Poverty and the lack of education loop

Poverty and the lack of education loop

I can’t remember how many times I have written about it in this column: In Turkey, a class-based society is being created through education. 

Because equal opportunities do not exist in education, the children of poor families, which are almost all uneducated, are bound to be uneducated (or badly educated), and at the same time, bound to poverty.  
Today, I am in a position to prove my point because I have figures that illustrate the direct relationship between poverty and a lack of education, as well as between failure in exams and having a poor/uneducated family background. 

Experts from the Department of Data Analysis, Monitoring and Evaluation from the General Directorate of Assessment, Evaluation and Examination Services of the Education Ministry have prepared a comprehensive report based on the results of the Transition from Primary to Secondary Education (TEOG) examinations for the 2014-2015 school year.

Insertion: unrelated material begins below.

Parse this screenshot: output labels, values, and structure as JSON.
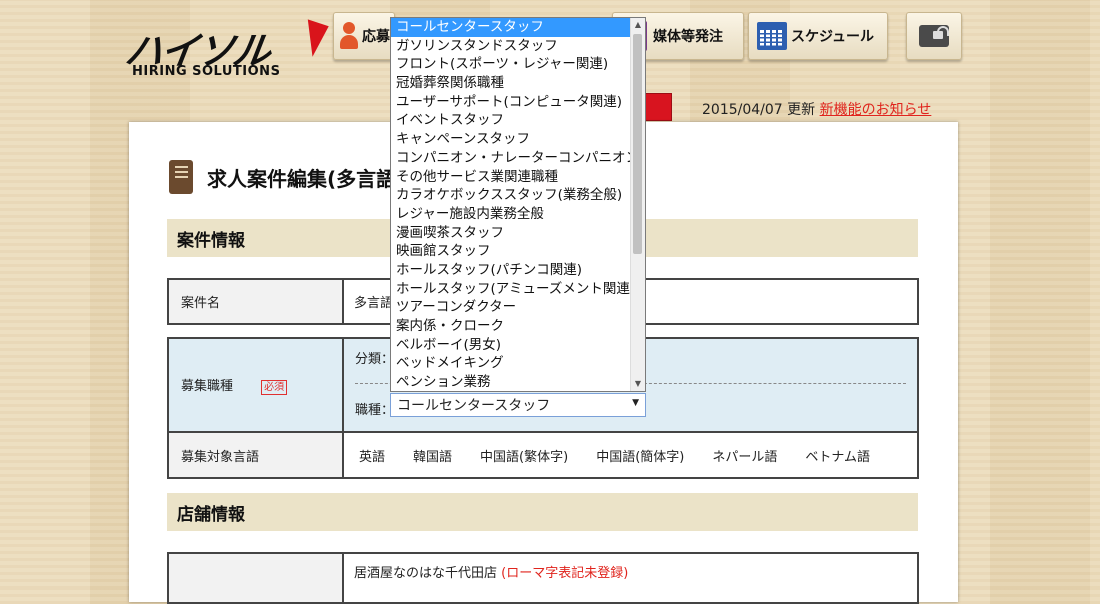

It can be read via: http://odsgm.meb.gov.tr/test/analizler/docs/Ortak-Sinavlar-Arastirma-Raporu.pdf

Let us first review the relationship between exam success and the incomes of families. From a total of 1,094,000 students, 2.8 percent of families have an income level of “very bad,” while 22.4 percent have “low income.” Some 40.1 percent have medium income leves, 23 percent have a good income and 1.7 percent have a very good income. 

When you review the scores, you see how the increase in the income level of the family increases the child’s success. The 25 percent at the bottom are very bad, and low-income earners; the 25 percent at the top enjoy good or very good financial statuses. The difference between the exam results of the two groups is very striking. 

Of course, don’t forget that those who score better on the exam attend relatively better and more distinguished high schools; in subsequent years, the difference between these two groups will widen much more, producing a life-long difference.  

Now, let’s take a look at the educational background of parents and then their children’s success. Comparing the educational background of fathers and their children’s scores on the TEOG produces similar figures when we compare the educational background of mothers and children. 

The most populous group among parents are primary-school graduates. Their children will attend school for seven more years and will become high-school graduates, but their situation in the social sense will not change much; unfortunately, very few of these children will lead a better life than their own parents. 

There are some other interesting results. For years, President Recep Tayyip Erdoğan has been recommending, at very opportunity, families to have at least three children, but 62.8 percent of children who sat the exam come from two-sibling homes. If we add the 11.4 percent of single-child families, then the rate increases substantially. 

More interestingly, the exam scores of children coming from single-child families are significantly higher than the children coming from more crowded families. 

The last interesting point is that contrary to the general assumption, crowded classrooms in middle schools do not affect the success of the child so much. But again, the ideal number of students in a classroom is said to be 10 to 20. 

As you can see, this is a vicious circle. A lack of education creates poverty; poverty creates a lack of education and this situation is carried on from generation to generation in the same family. 

Maybe the state cannot make the poor prosper overnight, but by raising the quality of free education to everybody, it may succeed in decreasing poverty in one generation – in other words, breaking this vicious cycle.